(Records from a data source)
┄┄┄┄┄┄┄┄┄┄┄┄┄┄┄┄┄┄┄┄

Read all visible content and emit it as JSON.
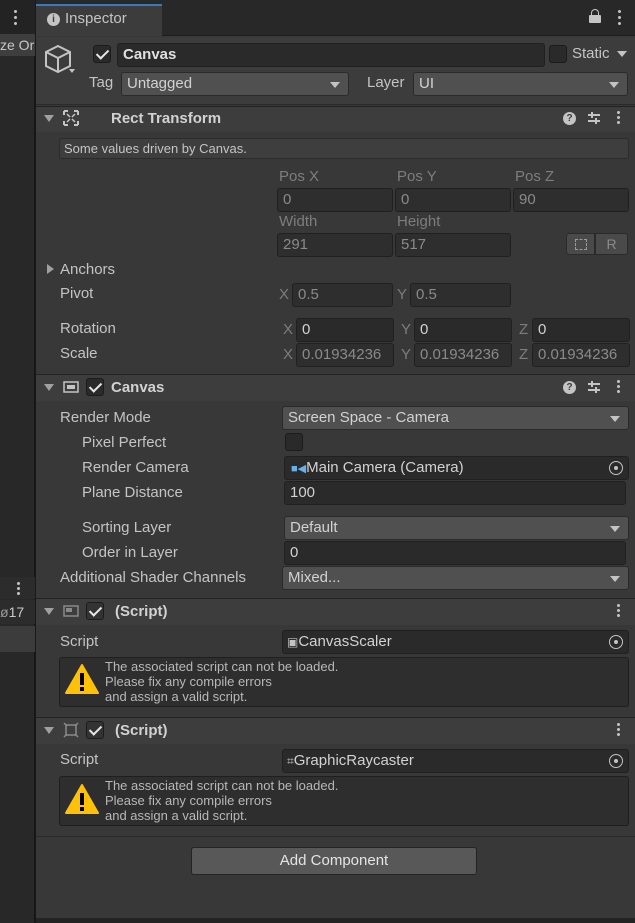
{
  "left_panel": {
    "partial_text": "ze Or",
    "count": "17"
  },
  "inspector": {
    "tab_label": "Inspector",
    "object": {
      "name": "Canvas",
      "active": true,
      "static_label": "Static",
      "tag_label": "Tag",
      "tag_value": "Untagged",
      "layer_label": "Layer",
      "layer_value": "UI"
    },
    "rect_transform": {
      "title": "Rect Transform",
      "info": "Some values driven by Canvas.",
      "pos_x_label": "Pos X",
      "pos_x": "0",
      "pos_y_label": "Pos Y",
      "pos_y": "0",
      "pos_z_label": "Pos Z",
      "pos_z": "90",
      "width_label": "Width",
      "width": "291",
      "height_label": "Height",
      "height": "517",
      "r_button": "R",
      "anchors_label": "Anchors",
      "pivot_label": "Pivot",
      "pivot_x": "0.5",
      "pivot_y": "0.5",
      "rotation_label": "Rotation",
      "rot_x": "0",
      "rot_y": "0",
      "rot_z": "0",
      "scale_label": "Scale",
      "scale_x": "0.01934236",
      "scale_y": "0.01934236",
      "scale_z": "0.01934236",
      "axis_x": "X",
      "axis_y": "Y",
      "axis_z": "Z"
    },
    "canvas": {
      "title": "Canvas",
      "enabled": true,
      "render_mode_label": "Render Mode",
      "render_mode": "Screen Space - Camera",
      "pixel_perfect_label": "Pixel Perfect",
      "pixel_perfect": false,
      "render_camera_label": "Render Camera",
      "render_camera": "Main Camera (Camera)",
      "plane_distance_label": "Plane Distance",
      "plane_distance": "100",
      "sorting_layer_label": "Sorting Layer",
      "sorting_layer": "Default",
      "order_in_layer_label": "Order in Layer",
      "order_in_layer": "0",
      "shader_channels_label": "Additional Shader Channels",
      "shader_channels": "Mixed..."
    },
    "script1": {
      "title": "(Script)",
      "script_label": "Script",
      "script_value": "CanvasScaler",
      "warning": "The associated script can not be loaded.\nPlease fix any compile errors\nand assign a valid script."
    },
    "script2": {
      "title": "(Script)",
      "script_label": "Script",
      "script_value": "GraphicRaycaster",
      "warning": "The associated script can not be loaded.\nPlease fix any compile errors\nand assign a valid script."
    },
    "add_component_label": "Add Component"
  }
}
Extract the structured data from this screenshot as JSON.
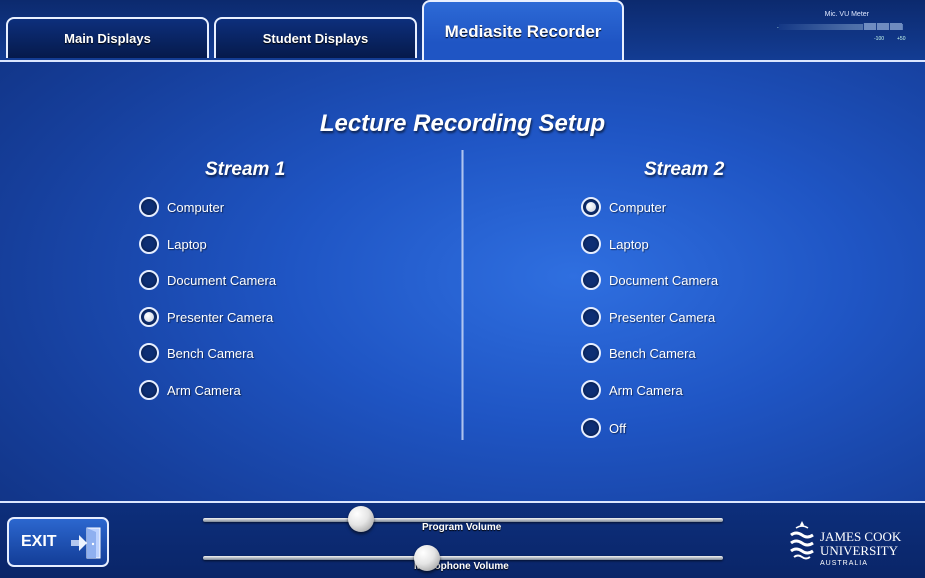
{
  "tabs": {
    "main_displays": "Main Displays",
    "student_displays": "Student Displays",
    "mediasite_recorder": "Mediasite Recorder"
  },
  "vu_meter": {
    "title": "Mic. VU Meter",
    "label_min": "-",
    "label_mid": "-100",
    "label_max": "+50"
  },
  "page_title": "Lecture Recording Setup",
  "stream1": {
    "title": "Stream 1",
    "options": [
      "Computer",
      "Laptop",
      "Document Camera",
      "Presenter Camera",
      "Bench Camera",
      "Arm Camera"
    ],
    "selected": "Presenter Camera"
  },
  "stream2": {
    "title": "Stream 2",
    "options": [
      "Computer",
      "Laptop",
      "Document Camera",
      "Presenter Camera",
      "Bench Camera",
      "Arm Camera",
      "Off"
    ],
    "selected": "Computer"
  },
  "exit": {
    "label": "EXIT"
  },
  "sliders": {
    "program_volume": {
      "label": "Program Volume",
      "value": 0.31
    },
    "microphone_volume": {
      "label": "Microphone Volume",
      "value": 0.43
    }
  },
  "logo": {
    "line1": "JAMES COOK",
    "line2": "UNIVERSITY",
    "line3": "AUSTRALIA"
  },
  "colors": {
    "background": "#1f55c4",
    "bar": "#0d2f7c",
    "border": "#e6eeff"
  }
}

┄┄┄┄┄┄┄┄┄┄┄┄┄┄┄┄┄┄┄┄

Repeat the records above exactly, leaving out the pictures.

Read all visible content and emit it as JSON.
{
  "left_panel": {
    "partial_text": "ze Or",
    "count": "17"
  },
  "inspector": {
    "tab_label": "Inspector",
    "object": {
      "name": "Canvas",
      "active": true,
      "static_label": "Static",
      "tag_label": "Tag",
      "tag_value": "Untagged",
      "layer_label": "Layer",
      "layer_value": "UI"
    },
    "rect_transform": {
      "title": "Rect Transform",
      "info": "Some values driven by Canvas.",
      "pos_x_label": "Pos X",
      "pos_x": "0",
      "pos_y_label": "Pos Y",
      "pos_y": "0",
      "pos_z_label": "Pos Z",
      "pos_z": "90",
      "width_label": "Width",
      "width": "291",
      "height_label": "Height",
      "height": "517",
      "r_button": "R",
      "anchors_label": "Anchors",
      "pivot_label": "Pivot",
      "pivot_x": "0.5",
      "pivot_y": "0.5",
      "rotation_label": "Rotation",
      "rot_x": "0",
      "rot_y": "0",
      "rot_z": "0",
      "scale_label": "Scale",
      "scale_x": "0.01934236",
      "scale_y": "0.01934236",
      "scale_z": "0.01934236",
      "axis_x": "X",
      "axis_y": "Y",
      "axis_z": "Z"
    },
    "canvas": {
      "title": "Canvas",
      "enabled": true,
      "render_mode_label": "Render Mode",
      "render_mode": "Screen Space - Camera",
      "pixel_perfect_label": "Pixel Perfect",
      "pixel_perfect": false,
      "render_camera_label": "Render Camera",
      "render_camera": "Main Camera (Camera)",
      "plane_distance_label": "Plane Distance",
      "plane_distance": "100",
      "sorting_layer_label": "Sorting Layer",
      "sorting_layer": "Default",
      "order_in_layer_label": "Order in Layer",
      "order_in_layer": "0",
      "shader_channels_label": "Additional Shader Channels",
      "shader_channels": "Mixed..."
    },
    "script1": {
      "title": "(Script)",
      "script_label": "Script",
      "script_value": "CanvasScaler",
      "warning": "The associated script can not be loaded.\nPlease fix any compile errors\nand assign a valid script."
    },
    "script2": {
      "title": "(Script)",
      "script_label": "Script",
      "script_value": "GraphicRaycaster",
      "warning": "The associated script can not be loaded.\nPlease fix any compile errors\nand assign a valid script."
    },
    "add_component_label": "Add Component"
  }
}
Extract the structured data from this screenshot as JSON.
{
  "tabs": {
    "main_displays": "Main Displays",
    "student_displays": "Student Displays",
    "mediasite_recorder": "Mediasite Recorder"
  },
  "vu_meter": {
    "title": "Mic. VU Meter",
    "label_min": "-",
    "label_mid": "-100",
    "label_max": "+50"
  },
  "page_title": "Lecture Recording Setup",
  "stream1": {
    "title": "Stream 1",
    "options": [
      "Computer",
      "Laptop",
      "Document Camera",
      "Presenter Camera",
      "Bench Camera",
      "Arm Camera"
    ],
    "selected": "Presenter Camera"
  },
  "stream2": {
    "title": "Stream 2",
    "options": [
      "Computer",
      "Laptop",
      "Document Camera",
      "Presenter Camera",
      "Bench Camera",
      "Arm Camera",
      "Off"
    ],
    "selected": "Computer"
  },
  "exit": {
    "label": "EXIT"
  },
  "sliders": {
    "program_volume": {
      "label": "Program Volume",
      "value": 0.31
    },
    "microphone_volume": {
      "label": "Microphone Volume",
      "value": 0.43
    }
  },
  "logo": {
    "line1": "JAMES COOK",
    "line2": "UNIVERSITY",
    "line3": "AUSTRALIA"
  },
  "colors": {
    "background": "#1f55c4",
    "bar": "#0d2f7c",
    "border": "#e6eeff"
  }
}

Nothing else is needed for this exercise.